Stored data:
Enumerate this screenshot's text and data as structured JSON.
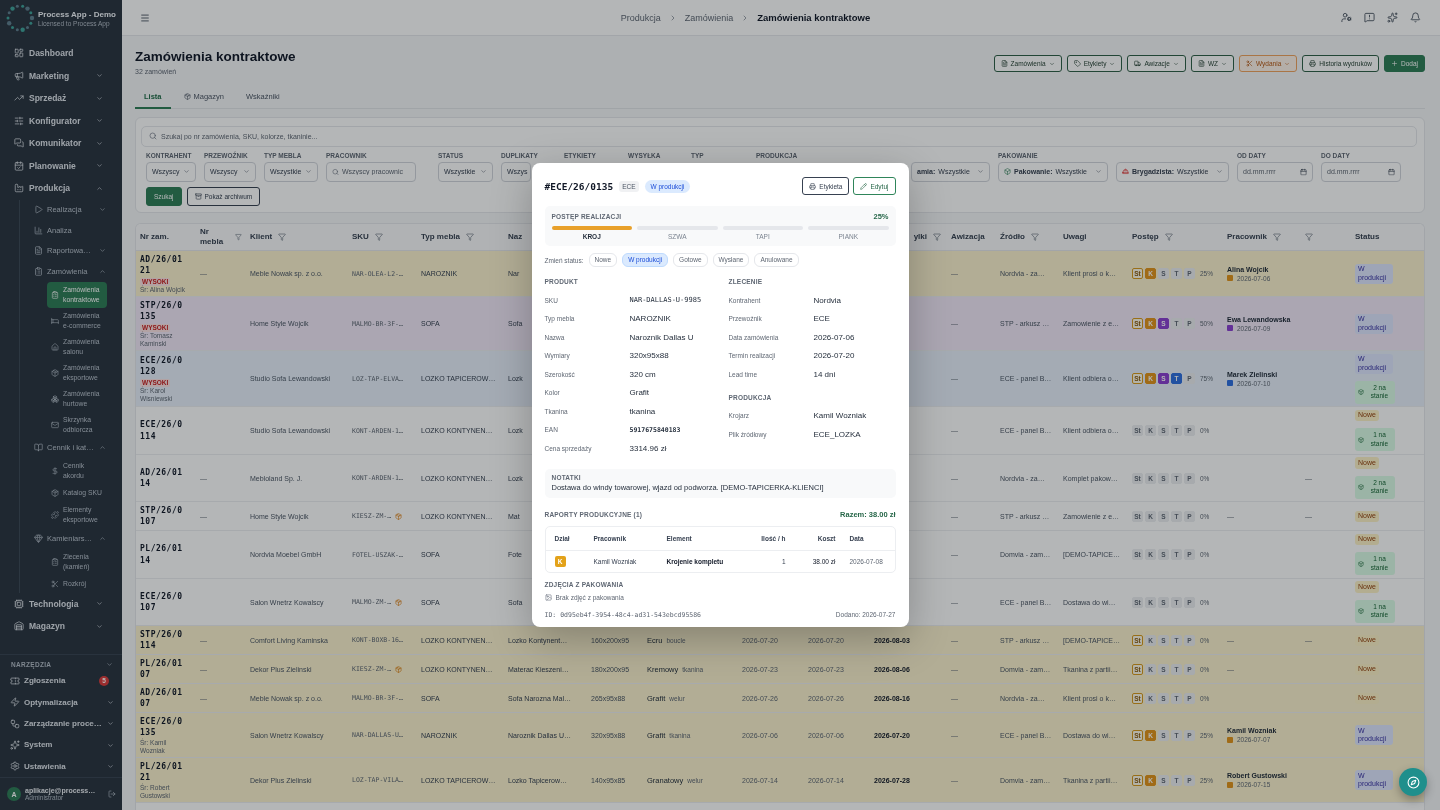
{
  "sidebar": {
    "app_name": "Process App - Demo",
    "app_subtitle": "Licensed to Process App",
    "items": [
      {
        "label": "Dashboard",
        "selected": false
      },
      {
        "label": "Marketing",
        "expanded": false
      },
      {
        "label": "Sprzedaż",
        "expanded": false
      },
      {
        "label": "Konfigurator",
        "expanded": false
      },
      {
        "label": "Komunikator",
        "expanded": false
      },
      {
        "label": "Planowanie",
        "expanded": false
      },
      {
        "label": "Produkcja",
        "expanded": true,
        "children": [
          {
            "label": "Realizacja",
            "expanded": false
          },
          {
            "label": "Analiza",
            "selected": false
          },
          {
            "label": "Raportowa…",
            "expanded": false
          },
          {
            "label": "Zamówienia",
            "expanded": true,
            "children": [
              {
                "label": "Zamówienia kontraktowe",
                "selected": true
              },
              {
                "label": "Zamówienia e-commerce",
                "selected": false
              },
              {
                "label": "Zamówienia salonu",
                "selected": false
              },
              {
                "label": "Zamówienia eksportowe",
                "selected": false
              },
              {
                "label": "Zamówienia hurtowe",
                "selected": false
              },
              {
                "label": "Skrzynka odbiorcza",
                "selected": false
              }
            ]
          },
          {
            "label": "Cennik i kat…",
            "expanded": true,
            "children": [
              {
                "label": "Cennik akordu",
                "selected": false
              },
              {
                "label": "Katalog SKU",
                "selected": false
              },
              {
                "label": "Elementy eksportowe",
                "selected": false
              }
            ]
          },
          {
            "label": "Kamieniars…",
            "expanded": true,
            "children": [
              {
                "label": "Zlecenia (kamień)",
                "selected": false
              },
              {
                "label": "Rozkrój",
                "selected": false
              }
            ]
          }
        ]
      },
      {
        "label": "Technologia",
        "expanded": false
      },
      {
        "label": "Magazyn",
        "expanded": false
      }
    ],
    "tools": {
      "label": "NARZĘDZIA",
      "expanded": true,
      "items": [
        {
          "label": "Zgłoszenia",
          "selected": false,
          "badge": "5"
        },
        {
          "label": "Optymalizacja",
          "expanded": false
        },
        {
          "label": "Zarządzanie proce…",
          "expanded": false
        },
        {
          "label": "System",
          "expanded": false
        },
        {
          "label": "Ustawienia",
          "expanded": false
        }
      ]
    },
    "user": {
      "initial": "A",
      "email": "aplikacje@process…",
      "role": "Administrator"
    }
  },
  "header": {
    "breadcrumb": [
      "Produkcja",
      "Zamówienia",
      "Zamówienia kontraktowe"
    ]
  },
  "page": {
    "title": "Zamówienia kontraktowe",
    "subtitle": "32 zamówień",
    "actions": [
      {
        "label": "Zamówienia",
        "kind": "outline",
        "menu": true
      },
      {
        "label": "Etykiety",
        "kind": "outline",
        "menu": true
      },
      {
        "label": "Awizacje",
        "kind": "outline",
        "menu": true
      },
      {
        "label": "WZ",
        "kind": "outline",
        "menu": true
      },
      {
        "label": "Wydania",
        "kind": "warning",
        "menu": true
      },
      {
        "label": "Historia wydruków",
        "kind": "outline"
      },
      {
        "label": "Dodaj",
        "kind": "primary"
      }
    ],
    "tabs": [
      {
        "label": "Lista",
        "selected": true
      },
      {
        "label": "Magazyn",
        "selected": false
      },
      {
        "label": "Wskaźniki",
        "selected": false
      }
    ]
  },
  "filters": {
    "search": {
      "placeholder": "Szukaj po nr zamówienia, SKU, kolorze, tkaninie..."
    },
    "fields": [
      {
        "label": "KONTRAHENT",
        "kind": "select",
        "value": "Wszyscy"
      },
      {
        "label": "PRZEWOŹNIK",
        "kind": "select",
        "value": "Wszyscy"
      },
      {
        "label": "TYP MEBLA",
        "kind": "select",
        "value": "Wszystkie"
      },
      {
        "label": "PRACOWNIK",
        "kind": "search",
        "placeholder": "Wszyscy pracownic"
      },
      {
        "label": "STATUS",
        "kind": "select",
        "value": "Wszystkie"
      },
      {
        "label": "DUPLIKATY",
        "kind": "select",
        "value": "Wszys"
      },
      {
        "label": "ETYKIETY",
        "kind": "covered"
      },
      {
        "label": "WYSYŁKA",
        "kind": "covered"
      },
      {
        "label": "TYP",
        "kind": "covered"
      },
      {
        "label": "PRODUKCJA",
        "kind": "covered"
      },
      {
        "kind": "select",
        "prefix": "amia:",
        "value": "Wszystkie"
      },
      {
        "label": "PAKOWANIE",
        "kind": "select",
        "prefix": "Pakowanie:",
        "value": "Wszystkie"
      },
      {
        "kind": "select",
        "prefix": "Brygadzista:",
        "value": "Wszystkie"
      },
      {
        "label": "OD DATY",
        "kind": "date",
        "placeholder": "dd.mm.rrrr"
      },
      {
        "label": "DO DATY",
        "kind": "date",
        "placeholder": "dd.mm.rrrr"
      }
    ],
    "buttons": [
      {
        "label": "Szukaj",
        "kind": "primary"
      },
      {
        "label": "Pokaż archiwum",
        "kind": "outline"
      }
    ]
  },
  "table": {
    "columns": [
      {
        "label": "Nr zam."
      },
      {
        "label": "Nr mebla",
        "filter": true
      },
      {
        "label": "Klient",
        "filter": true
      },
      {
        "label": "SKU",
        "filter": true
      },
      {
        "label": "Typ mebla",
        "filter": true
      },
      {
        "label": "Naz"
      },
      {
        "label": "ylki",
        "filter": true
      },
      {
        "label": "Awizacja"
      },
      {
        "label": "Źródło",
        "filter": true
      },
      {
        "label": "Uwagi"
      },
      {
        "label": "Postęp",
        "filter": true
      },
      {
        "label": "Pracownik",
        "filter": true
      },
      {
        "filter": true
      },
      {
        "label": "Status"
      }
    ],
    "rows": [
      {
        "nr": "AD/26/0121",
        "priority": "WYSOKI",
        "lead": "Śr: Alina Wojcik",
        "furniture_no": "—",
        "client": "Meble Nowak sp. z o.o.",
        "sku": "NAR-OLEA-L2-…",
        "type": "NAROZNIK",
        "column_6": "Nar",
        "awizacja": "—",
        "source": "Nordvia - za…",
        "notes": "Klient prosi o k…",
        "stages": [
          {
            "label": "St",
            "done": true
          },
          {
            "label": "K",
            "done": true
          },
          {
            "label": "S",
            "done": false
          },
          {
            "label": "T",
            "done": false
          },
          {
            "label": "P",
            "done": false
          }
        ],
        "percent": "25%",
        "worker": {
          "name": "Alina Wojcik",
          "date": "2026-07-06"
        },
        "status": {
          "label": "W produkcji",
          "kind": "production"
        }
      },
      {
        "nr": "STP/26/0135",
        "priority": "WYSOKI",
        "lead": "Śr: Tomasz Kaminski",
        "client": "Home Style Wojcik",
        "sku": "MALMO-BR-3F-…",
        "type": "SOFA",
        "column_6": "Sofa",
        "awizacja": "—",
        "source": "STP - arkusz …",
        "notes": "Zamowienie z e…",
        "stages": [
          {
            "label": "St",
            "done": true
          },
          {
            "label": "K",
            "done": true
          },
          {
            "label": "S",
            "done": true
          },
          {
            "label": "T",
            "done": false
          },
          {
            "label": "P",
            "done": false
          }
        ],
        "percent": "50%",
        "worker": {
          "name": "Ewa Lewandowska",
          "date": "2026-07-09"
        },
        "status": {
          "label": "W produkcji",
          "kind": "production"
        }
      },
      {
        "nr": "ECE/26/0128",
        "priority": "WYSOKI",
        "lead": "Śr: Karol Wisniewski",
        "client": "Studio Sofa Lewandowski",
        "sku": "LOZ-TAP-ELVA…",
        "type": "LOZKO TAPICEROW…",
        "column_6": "Lozk",
        "awizacja": "—",
        "source": "ECE - panel B…",
        "notes": "Klient odbiera o…",
        "stages": [
          {
            "label": "St",
            "done": true
          },
          {
            "label": "K",
            "done": true
          },
          {
            "label": "S",
            "done": true
          },
          {
            "label": "T",
            "done": true
          },
          {
            "label": "P",
            "done": false
          }
        ],
        "percent": "75%",
        "worker": {
          "name": "Marek Zielinski",
          "date": "2026-07-10"
        },
        "status": {
          "label": "W produkcji",
          "kind": "production"
        },
        "stock": "2 na stanie"
      },
      {
        "nr": "ECE/26/0114",
        "client": "Studio Sofa Lewandowski",
        "sku": "KONT-ARDEN-1…",
        "type": "LOZKO KONTYNEN…",
        "column_6": "Lozk",
        "awizacja": "—",
        "source": "ECE - panel B…",
        "notes": "Klient odbiera o…",
        "stages": [
          {
            "label": "St",
            "done": false
          },
          {
            "label": "K",
            "done": false
          },
          {
            "label": "S",
            "done": false
          },
          {
            "label": "T",
            "done": false
          },
          {
            "label": "P",
            "done": false
          }
        ],
        "percent": "0%",
        "status": {
          "label": "Nowe",
          "kind": "new"
        },
        "stock": "1 na stanie"
      },
      {
        "nr": "AD/26/0114",
        "furniture_no": "—",
        "client": "Mebloland Sp. J.",
        "sku": "KONT-ARDEN-1…",
        "type": "LOZKO KONTYNEN…",
        "column_6": "Lozk",
        "awizacja": "—",
        "source": "Nordvia - za…",
        "notes": "Komplet pakow…",
        "stages": [
          {
            "label": "St",
            "done": false
          },
          {
            "label": "K",
            "done": false
          },
          {
            "label": "S",
            "done": false
          },
          {
            "label": "T",
            "done": false
          },
          {
            "label": "P",
            "done": false
          }
        ],
        "percent": "0%",
        "column_17": "—",
        "status": {
          "label": "Nowe",
          "kind": "new"
        },
        "stock": "2 na stanie"
      },
      {
        "nr": "STP/26/0107",
        "furniture_no": "—",
        "client": "Home Style Wojcik",
        "sku": "KIESZ-ZM-…",
        "sku_flag": true,
        "type": "LOZKO KONTYNEN…",
        "column_6": "Mat",
        "awizacja": "—",
        "source": "STP - arkusz …",
        "notes": "Zamowienie z e…",
        "stages": [
          {
            "label": "St",
            "done": false
          },
          {
            "label": "K",
            "done": false
          },
          {
            "label": "S",
            "done": false
          },
          {
            "label": "T",
            "done": false
          },
          {
            "label": "P",
            "done": false
          }
        ],
        "percent": "0%",
        "worker_empty": "—",
        "column_17": "—",
        "status": {
          "label": "Nowe",
          "kind": "new"
        }
      },
      {
        "nr": "PL/26/0114",
        "client": "Nordvia Moebel GmbH",
        "sku": "FOTEL-USZAK-…",
        "type": "SOFA",
        "column_6": "Fote",
        "awizacja": "—",
        "source": "Domvia - zam…",
        "notes": "[DEMO-TAPICE…",
        "stages": [
          {
            "label": "St",
            "done": false
          },
          {
            "label": "K",
            "done": false
          },
          {
            "label": "S",
            "done": false
          },
          {
            "label": "T",
            "done": false
          },
          {
            "label": "P",
            "done": false
          }
        ],
        "percent": "0%",
        "status": {
          "label": "Nowe",
          "kind": "new"
        },
        "stock": "1 na stanie"
      },
      {
        "nr": "ECE/26/0107",
        "client": "Salon Wnetrz Kowalscy",
        "sku": "MALMO-ZM-…",
        "sku_flag": true,
        "type": "SOFA",
        "column_6": "Sofa",
        "awizacja": "—",
        "source": "ECE - panel B…",
        "notes": "Dostawa do wi…",
        "stages": [
          {
            "label": "St",
            "done": false
          },
          {
            "label": "K",
            "done": false
          },
          {
            "label": "S",
            "done": false
          },
          {
            "label": "T",
            "done": false
          },
          {
            "label": "P",
            "done": false
          }
        ],
        "percent": "0%",
        "status": {
          "label": "Nowe",
          "kind": "new"
        },
        "stock": "1 na stanie"
      },
      {
        "nr": "STP/26/0114",
        "furniture_no": "—",
        "client": "Comfort Living Kaminska",
        "sku": "KONT-BOXB-16…",
        "type": "LOZKO KONTYNEN…",
        "column_6": "Lozko Kontynent…",
        "column_7": "160x200x95",
        "column_8": {
          "text": "Ecru",
          "note": "boucle"
        },
        "column_9": "2026-07-20",
        "column_10": "2026-07-20",
        "column_11": "2026-08-03",
        "awizacja": "—",
        "source": "STP - arkusz …",
        "notes": "[DEMO-TAPICE…",
        "stages": [
          {
            "label": "St",
            "done": true
          },
          {
            "label": "K",
            "done": false
          },
          {
            "label": "S",
            "done": false
          },
          {
            "label": "T",
            "done": false
          },
          {
            "label": "P",
            "done": false
          }
        ],
        "percent": "0%",
        "worker_empty": "—",
        "column_17": "—",
        "status": {
          "label": "Nowe",
          "kind": "new"
        }
      },
      {
        "nr": "PL/26/0107",
        "furniture_no": "—",
        "client": "Dekor Plus Zielinski",
        "sku": "KIESZ-ZM-…",
        "sku_flag": true,
        "type": "LOZKO KONTYNEN…",
        "column_6": "Materac Kieszeni…",
        "column_7": "180x200x95",
        "column_8": {
          "text": "Kremowy",
          "note": "tkanina"
        },
        "column_9": "2026-07-23",
        "column_10": "2026-07-23",
        "column_11": "2026-08-06",
        "awizacja": "—",
        "source": "Domvia - zam…",
        "notes": "Tkanina z partii…",
        "stages": [
          {
            "label": "St",
            "done": true
          },
          {
            "label": "K",
            "done": false
          },
          {
            "label": "S",
            "done": false
          },
          {
            "label": "T",
            "done": false
          },
          {
            "label": "P",
            "done": false
          }
        ],
        "percent": "0%",
        "worker_empty": "—",
        "status": {
          "label": "Nowe",
          "kind": "new"
        }
      },
      {
        "nr": "AD/26/0107",
        "furniture_no": "—",
        "client": "Meble Nowak sp. z o.o.",
        "sku": "MALMO-BR-3F-…",
        "type": "SOFA",
        "column_6": "Sofa Narozna Mal…",
        "column_7": "265x95x88",
        "column_8": {
          "text": "Grafit",
          "note": "welur"
        },
        "column_9": "2026-07-26",
        "column_10": "2026-07-26",
        "column_11": "2026-08-16",
        "awizacja": "—",
        "source": "Nordvia - za…",
        "notes": "Klient prosi o k…",
        "stages": [
          {
            "label": "St",
            "done": true
          },
          {
            "label": "K",
            "done": false
          },
          {
            "label": "S",
            "done": false
          },
          {
            "label": "T",
            "done": false
          },
          {
            "label": "P",
            "done": false
          }
        ],
        "percent": "0%",
        "status": {
          "label": "Nowe",
          "kind": "new"
        }
      },
      {
        "nr": "ECE/26/0135",
        "lead": "Śr: Kamil Wozniak",
        "client": "Salon Wnetrz Kowalscy",
        "sku": "NAR-DALLAS-U…",
        "type": "NAROZNIK",
        "column_6": "Naroznik Dallas U…",
        "column_7": "320x95x88",
        "column_8": {
          "text": "Grafit",
          "note": "tkanina"
        },
        "column_9": "2026-07-06",
        "column_10": "2026-07-06",
        "column_11": "2026-07-20",
        "awizacja": "—",
        "source": "ECE - panel B…",
        "notes": "Dostawa do wi…",
        "stages": [
          {
            "label": "St",
            "done": true
          },
          {
            "label": "K",
            "done": true
          },
          {
            "label": "S",
            "done": false
          },
          {
            "label": "T",
            "done": false
          },
          {
            "label": "P",
            "done": false
          }
        ],
        "percent": "25%",
        "worker": {
          "name": "Kamil Wozniak",
          "date": "2026-07-07"
        },
        "status": {
          "label": "W produkcji",
          "kind": "production"
        }
      },
      {
        "nr": "PL/26/0121",
        "lead": "Śr: Robert Gustowski",
        "client": "Dekor Plus Zielinski",
        "sku": "LOZ-TAP-VILA…",
        "type": "LOZKO TAPICEROW…",
        "column_6": "Lozko Tapicerow…",
        "column_7": "140x95x85",
        "column_8": {
          "text": "Granatowy",
          "note": "welur"
        },
        "column_9": "2026-07-14",
        "column_10": "2026-07-14",
        "column_11": "2026-07-28",
        "awizacja": "—",
        "source": "Domvia - zam…",
        "notes": "Tkanina z partii…",
        "stages": [
          {
            "label": "St",
            "done": true
          },
          {
            "label": "K",
            "done": true
          },
          {
            "label": "S",
            "done": false
          },
          {
            "label": "T",
            "done": false
          },
          {
            "label": "P",
            "done": false
          }
        ],
        "percent": "25%",
        "worker": {
          "name": "Robert Gustowski",
          "date": "2026-07-15"
        },
        "status": {
          "label": "W produkcji",
          "kind": "production"
        }
      }
    ]
  },
  "modal": {
    "order_no": "#ECE/26/0135",
    "carrier": "ECE",
    "status": "W produkcji",
    "buttons": [
      {
        "label": "Etykieta",
        "kind": "outline"
      },
      {
        "label": "Edytuj",
        "kind": "success"
      }
    ],
    "progress": {
      "title": "POSTĘP REALIZACJI",
      "percent": "25%",
      "stages": [
        {
          "label": "KROJ",
          "done": true
        },
        {
          "label": "SZWA",
          "done": false
        },
        {
          "label": "TAPI",
          "done": false
        },
        {
          "label": "PIANK",
          "done": false
        }
      ]
    },
    "status_change": {
      "label": "Zmień status:",
      "options": [
        {
          "label": "Nowe",
          "selected": false
        },
        {
          "label": "W produkcji",
          "selected": true
        },
        {
          "label": "Gotowe",
          "selected": false
        },
        {
          "label": "Wysłane",
          "selected": false
        },
        {
          "label": "Anulowane",
          "selected": false
        }
      ]
    },
    "product": {
      "title": "PRODUKT",
      "fields": [
        {
          "label": "SKU",
          "value": "NAR-DALLAS-U-9985",
          "kind": "mono"
        },
        {
          "label": "Typ mebla",
          "value": "NAROZNIK",
          "kind": "text"
        },
        {
          "label": "Nazwa",
          "value": "Naroznik Dallas U",
          "kind": "text"
        },
        {
          "label": "Wymiary",
          "value": "320x95x88",
          "kind": "text"
        },
        {
          "label": "Szerokość",
          "value": "320 cm",
          "kind": "text"
        },
        {
          "label": "Kolor",
          "value": "Grafit",
          "kind": "text"
        },
        {
          "label": "Tkanina",
          "value": "tkanina",
          "kind": "text"
        },
        {
          "label": "EAN",
          "value": "5917675840183",
          "kind": "code"
        },
        {
          "label": "Cena sprzedaży",
          "value": "3314.96 zł",
          "kind": "text"
        }
      ]
    },
    "order": {
      "title": "ZLECENIE",
      "fields": [
        {
          "label": "Kontrahent",
          "value": "Nordvia",
          "kind": "text"
        },
        {
          "label": "Przewoźnik",
          "value": "ECE",
          "kind": "text"
        },
        {
          "label": "Data zamówienia",
          "value": "2026-07-06",
          "kind": "text"
        },
        {
          "label": "Termin realizacji",
          "value": "2026-07-20",
          "kind": "text"
        },
        {
          "label": "Lead time",
          "value": "14 dni",
          "kind": "text"
        }
      ]
    },
    "production": {
      "title": "PRODUKCJA",
      "fields": [
        {
          "label": "Krojarz",
          "value": "Kamil Wozniak",
          "kind": "text"
        },
        {
          "label": "Plik źródłowy",
          "value": "ECE_LOZKA",
          "kind": "text"
        }
      ]
    },
    "notes": {
      "title": "NOTATKI",
      "text": "Dostawa do windy towarowej, wjazd od podworza. [DEMO-TAPICERKA-KLIENCI]"
    },
    "reports": {
      "title": "RAPORTY PRODUKCYJNE (1)",
      "total": "Razem: 38.00 zł",
      "columns": [
        "Dział",
        "Pracownik",
        "Element",
        "Ilość / h",
        "Koszt",
        "Data"
      ],
      "rows": [
        {
          "dept": "K",
          "color": "#e3a21a",
          "worker": "Kamil Wozniak",
          "element": "Krojenie kompletu",
          "qty": "1",
          "cost": "38.00 zł",
          "date": "2026-07-08"
        }
      ]
    },
    "photos": {
      "title": "ZDJĘCIA Z PAKOWANIA",
      "empty": "Brak zdjęć z pakowania"
    },
    "footer": {
      "id": "ID: 0d95eb4f-3954-48c4-ad31-543ebcd95586",
      "added": "Dodano: 2026-07-27"
    }
  }
}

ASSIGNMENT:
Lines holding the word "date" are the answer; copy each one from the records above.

RESPONSE TO THIS EXERCISE:
        "kind": "date",
        "kind": "date",
          "date": "2026-07-06"
          "date": "2026-07-09"
          "date": "2026-07-10"
          "date": "2026-07-07"
          "date": "2026-07-15"
          "date": "2026-07-08"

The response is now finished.